*** Opening Records for processing ***

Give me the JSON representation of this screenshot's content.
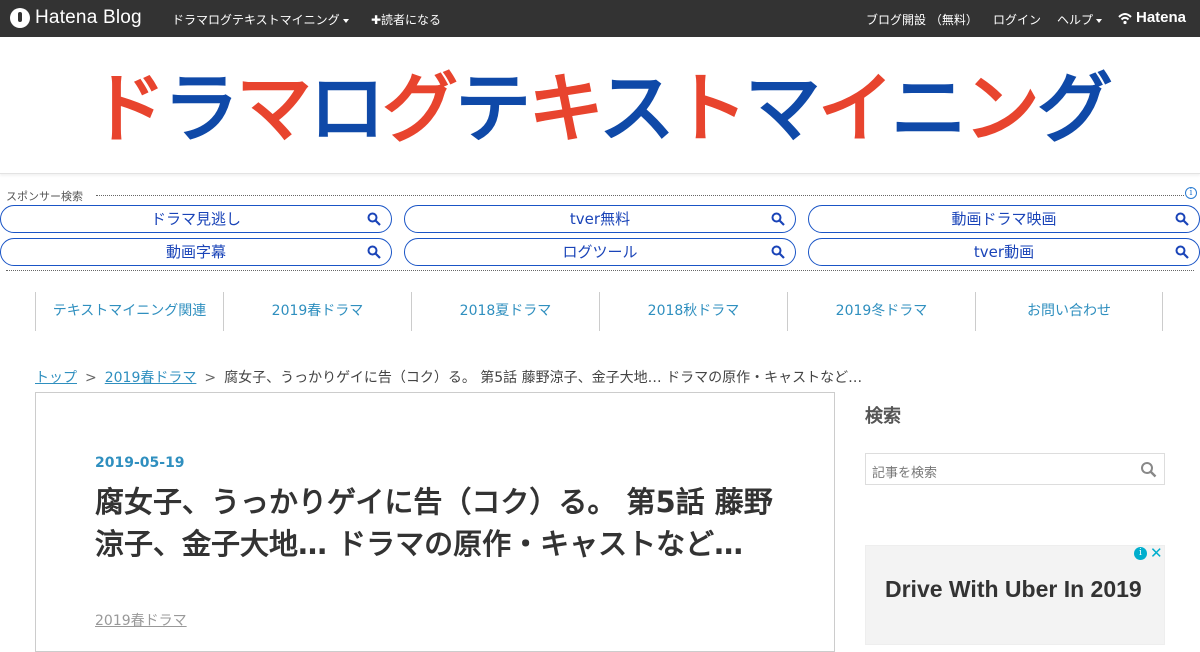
{
  "topbar": {
    "logo_text": "Hatena Blog",
    "blog_menu": "ドラマログテキストマイニング",
    "subscribe": "✚読者になる",
    "start_blog": "ブログ開設 （無料）",
    "login": "ログイン",
    "help": "ヘルプ",
    "hatena": "Hatena"
  },
  "banner": {
    "title": "ドラマログテキストマイニング",
    "colors": [
      "#e8442e",
      "#0f49a8",
      "#e8442e",
      "#0f49a8",
      "#e8442e",
      "#0f49a8",
      "#e8442e",
      "#0f49a8",
      "#e8442e",
      "#0f49a8",
      "#e8442e",
      "#0f49a8",
      "#e8442e",
      "#0f49a8"
    ]
  },
  "sponsor": {
    "label": "スポンサー検索",
    "terms": [
      "ドラマ見逃し",
      "tver無料",
      "動画ドラマ映画",
      "動画字幕",
      "ログツール",
      "tver動画"
    ]
  },
  "categories": [
    "テキストマイニング関連",
    "2019春ドラマ",
    "2018夏ドラマ",
    "2018秋ドラマ",
    "2019冬ドラマ",
    "お問い合わせ"
  ],
  "breadcrumb": {
    "top": "トップ",
    "category": "2019春ドラマ",
    "current": "腐女子、うっかりゲイに告（コク）る。 第5話 藤野涼子、金子大地… ドラマの原作・キャストなど…"
  },
  "article": {
    "date": "2019-05-19",
    "title": "腐女子、うっかりゲイに告（コク）る。 第5話 藤野涼子、金子大地… ドラマの原作・キャストなど…",
    "category": "2019春ドラマ"
  },
  "sidebar": {
    "search_heading": "検索",
    "search_placeholder": "記事を検索",
    "ad_text": "Drive With Uber In 2019"
  }
}
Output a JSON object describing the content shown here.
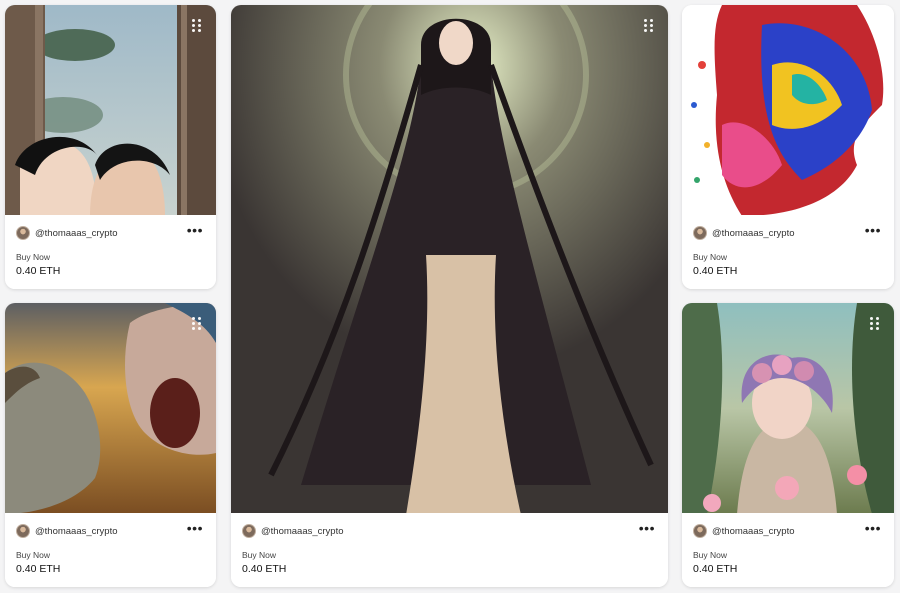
{
  "cards": [
    {
      "owner": "@thomaaas_crypto",
      "status": "Buy Now",
      "price": "0.40 ETH",
      "art": "anime couple near window"
    },
    {
      "owner": "@thomaaas_crypto",
      "status": "Buy Now",
      "price": "0.40 ETH",
      "art": "long-haired woman in dark cloak"
    },
    {
      "owner": "@thomaaas_crypto",
      "status": "Buy Now",
      "price": "0.40 ETH",
      "art": "colorful abstract face"
    },
    {
      "owner": "@thomaaas_crypto",
      "status": "Buy Now",
      "price": "0.40 ETH",
      "art": "stone face and screaming mask"
    },
    {
      "owner": "@thomaaas_crypto",
      "status": "Buy Now",
      "price": "0.40 ETH",
      "art": "woman with flower crown"
    }
  ],
  "icons": {
    "more": "more-horizontal-icon",
    "drag": "drag-handle-icon",
    "avatar": "avatar"
  }
}
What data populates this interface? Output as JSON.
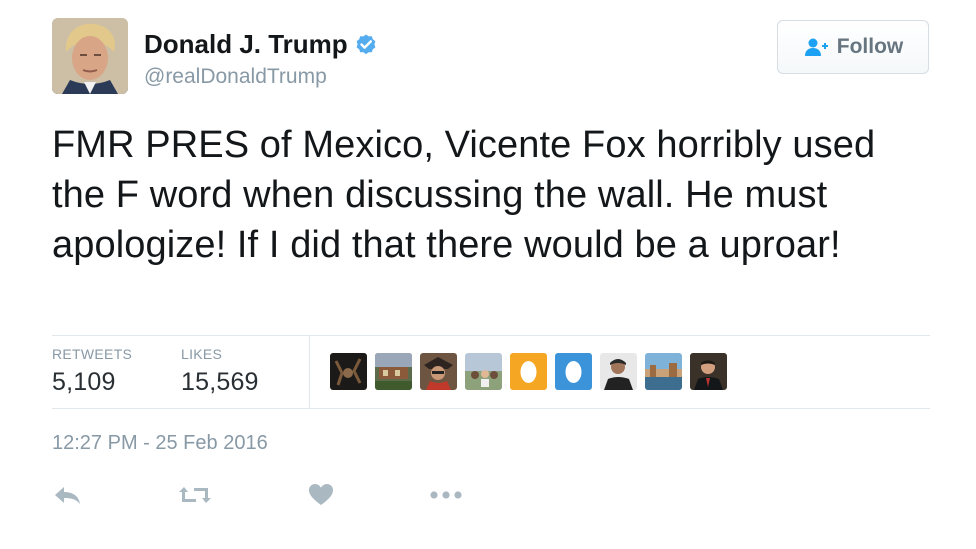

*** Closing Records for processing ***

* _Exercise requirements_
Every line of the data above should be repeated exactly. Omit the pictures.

* _Result of this task_
Give me the JSON representation of this screenshot's content.
{
  "topbar": {
    "logo_text": "Hatena Blog",
    "blog_menu": "ドラマログテキストマイニング",
    "subscribe": "✚読者になる",
    "start_blog": "ブログ開設 （無料）",
    "login": "ログイン",
    "help": "ヘルプ",
    "hatena": "Hatena"
  },
  "banner": {
    "title": "ドラマログテキストマイニング",
    "colors": [
      "#e8442e",
      "#0f49a8",
      "#e8442e",
      "#0f49a8",
      "#e8442e",
      "#0f49a8",
      "#e8442e",
      "#0f49a8",
      "#e8442e",
      "#0f49a8",
      "#e8442e",
      "#0f49a8",
      "#e8442e",
      "#0f49a8"
    ]
  },
  "sponsor": {
    "label": "スポンサー検索",
    "terms": [
      "ドラマ見逃し",
      "tver無料",
      "動画ドラマ映画",
      "動画字幕",
      "ログツール",
      "tver動画"
    ]
  },
  "categories": [
    "テキストマイニング関連",
    "2019春ドラマ",
    "2018夏ドラマ",
    "2018秋ドラマ",
    "2019冬ドラマ",
    "お問い合わせ"
  ],
  "breadcrumb": {
    "top": "トップ",
    "category": "2019春ドラマ",
    "current": "腐女子、うっかりゲイに告（コク）る。 第5話 藤野涼子、金子大地… ドラマの原作・キャストなど…"
  },
  "article": {
    "date": "2019-05-19",
    "title": "腐女子、うっかりゲイに告（コク）る。 第5話 藤野涼子、金子大地… ドラマの原作・キャストなど…",
    "category": "2019春ドラマ"
  },
  "sidebar": {
    "search_heading": "検索",
    "search_placeholder": "記事を検索",
    "ad_text": "Drive With Uber In 2019"
  }
}
Output a JSON object describing the content shown here.
{
  "cards": [
    {
      "owner": "@thomaaas_crypto",
      "status": "Buy Now",
      "price": "0.40 ETH",
      "art": "anime couple near window"
    },
    {
      "owner": "@thomaaas_crypto",
      "status": "Buy Now",
      "price": "0.40 ETH",
      "art": "long-haired woman in dark cloak"
    },
    {
      "owner": "@thomaaas_crypto",
      "status": "Buy Now",
      "price": "0.40 ETH",
      "art": "colorful abstract face"
    },
    {
      "owner": "@thomaaas_crypto",
      "status": "Buy Now",
      "price": "0.40 ETH",
      "art": "stone face and screaming mask"
    },
    {
      "owner": "@thomaaas_crypto",
      "status": "Buy Now",
      "price": "0.40 ETH",
      "art": "woman with flower crown"
    }
  ],
  "icons": {
    "more": "more-horizontal-icon",
    "drag": "drag-handle-icon",
    "avatar": "avatar"
  }
}
What data populates this interface? Output as JSON.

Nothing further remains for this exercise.